Jet’s lineup of band saws rivals that of any other brand. All of the parts are easy to adjust, change and clean. In addition, JPW (Jet’s parent company) stands behind all of their products with a solid 5 year warranty. You won’t go wrong purchasing a Jet.
- Excellent brand name
- Manufacturers warranty
- Large lineup to find the right size and power saw for you
- Large table on most models
- Does not come with casters for mobility
- Blade tension gauge has been reported to fail on occasion
Rikon - 10" Deluxe Bench Top Bandsaw
Runner-up for: Best bandsaw for the money
Rikon provides a quality line of bandsaws and more importantly, they provide them at a price point that entry level woodworkers and those on a tight budget can more easily afford.

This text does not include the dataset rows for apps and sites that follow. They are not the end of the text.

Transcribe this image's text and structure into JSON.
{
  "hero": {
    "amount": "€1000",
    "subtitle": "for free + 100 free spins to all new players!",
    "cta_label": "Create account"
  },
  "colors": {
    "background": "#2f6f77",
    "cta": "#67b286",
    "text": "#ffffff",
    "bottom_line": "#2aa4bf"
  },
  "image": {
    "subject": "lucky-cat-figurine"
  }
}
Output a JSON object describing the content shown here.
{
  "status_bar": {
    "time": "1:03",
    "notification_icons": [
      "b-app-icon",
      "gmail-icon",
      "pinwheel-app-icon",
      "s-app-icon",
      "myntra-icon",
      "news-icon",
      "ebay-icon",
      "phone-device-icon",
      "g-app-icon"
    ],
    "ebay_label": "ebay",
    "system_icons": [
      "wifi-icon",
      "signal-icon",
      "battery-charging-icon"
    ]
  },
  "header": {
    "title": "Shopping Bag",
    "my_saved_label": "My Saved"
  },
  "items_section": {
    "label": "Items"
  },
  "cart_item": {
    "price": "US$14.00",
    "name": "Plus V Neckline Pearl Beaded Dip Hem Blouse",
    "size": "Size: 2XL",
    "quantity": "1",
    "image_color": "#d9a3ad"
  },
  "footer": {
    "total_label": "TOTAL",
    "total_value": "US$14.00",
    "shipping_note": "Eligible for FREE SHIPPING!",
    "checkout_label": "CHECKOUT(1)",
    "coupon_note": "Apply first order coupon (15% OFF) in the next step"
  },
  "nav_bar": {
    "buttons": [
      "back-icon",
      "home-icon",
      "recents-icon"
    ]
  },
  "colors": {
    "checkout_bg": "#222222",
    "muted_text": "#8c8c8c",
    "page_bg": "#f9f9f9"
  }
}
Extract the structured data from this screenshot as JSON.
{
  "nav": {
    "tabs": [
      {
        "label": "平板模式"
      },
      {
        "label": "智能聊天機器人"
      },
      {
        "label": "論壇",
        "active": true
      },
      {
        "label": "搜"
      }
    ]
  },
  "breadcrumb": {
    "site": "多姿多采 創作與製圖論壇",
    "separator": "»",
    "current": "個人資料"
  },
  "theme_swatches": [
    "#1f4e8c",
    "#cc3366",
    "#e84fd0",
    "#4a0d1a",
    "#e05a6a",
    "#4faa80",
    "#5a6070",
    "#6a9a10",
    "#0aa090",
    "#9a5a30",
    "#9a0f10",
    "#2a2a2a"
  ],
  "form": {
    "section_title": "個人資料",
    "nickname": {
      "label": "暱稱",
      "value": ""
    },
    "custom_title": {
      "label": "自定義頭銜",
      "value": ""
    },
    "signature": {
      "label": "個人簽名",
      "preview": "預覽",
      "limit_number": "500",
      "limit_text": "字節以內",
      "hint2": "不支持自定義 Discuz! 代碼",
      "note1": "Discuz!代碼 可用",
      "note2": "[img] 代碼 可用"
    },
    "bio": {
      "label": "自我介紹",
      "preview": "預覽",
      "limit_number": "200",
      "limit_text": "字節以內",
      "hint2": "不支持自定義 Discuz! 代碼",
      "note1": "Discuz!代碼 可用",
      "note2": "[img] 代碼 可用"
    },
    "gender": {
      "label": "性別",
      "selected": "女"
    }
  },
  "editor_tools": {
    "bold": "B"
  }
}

There is nothing wrong with this bandsaw and you could just as easily make the argument that this is the top bandsaw.
- Ease of setup and use
- Great dust port
- Priced competitively
- Not on casters which would be ideal
Can I resaw on a table saw?
Quite simply….no. While you’ll have no problem resawing a 2X4 on your table saw or even your contractors saw, you won’t be able to resaw anything larger than that. At least not safely.
If you are a hobbyist and getting a large, powerful bandsaw isn’t in your budget at this time, just hold off on purchasing all together. It is better to wait until you can afford a powerful machine than to try to use a table saw or small band saw.
Develop resawing skills on the bandsaw
Have a look at some of the many online tutorials on how to properly resaw with a bandsaw.
Resawing can be a tricky skill to get started on and like most tasks in woodworking, the stakes are high, so make sure you start with small pieces of stock and take as many precautions as possible.
Once you master the skill of resawing, you’ll have no problem repurposing the off-cuts that would have previously been scrap.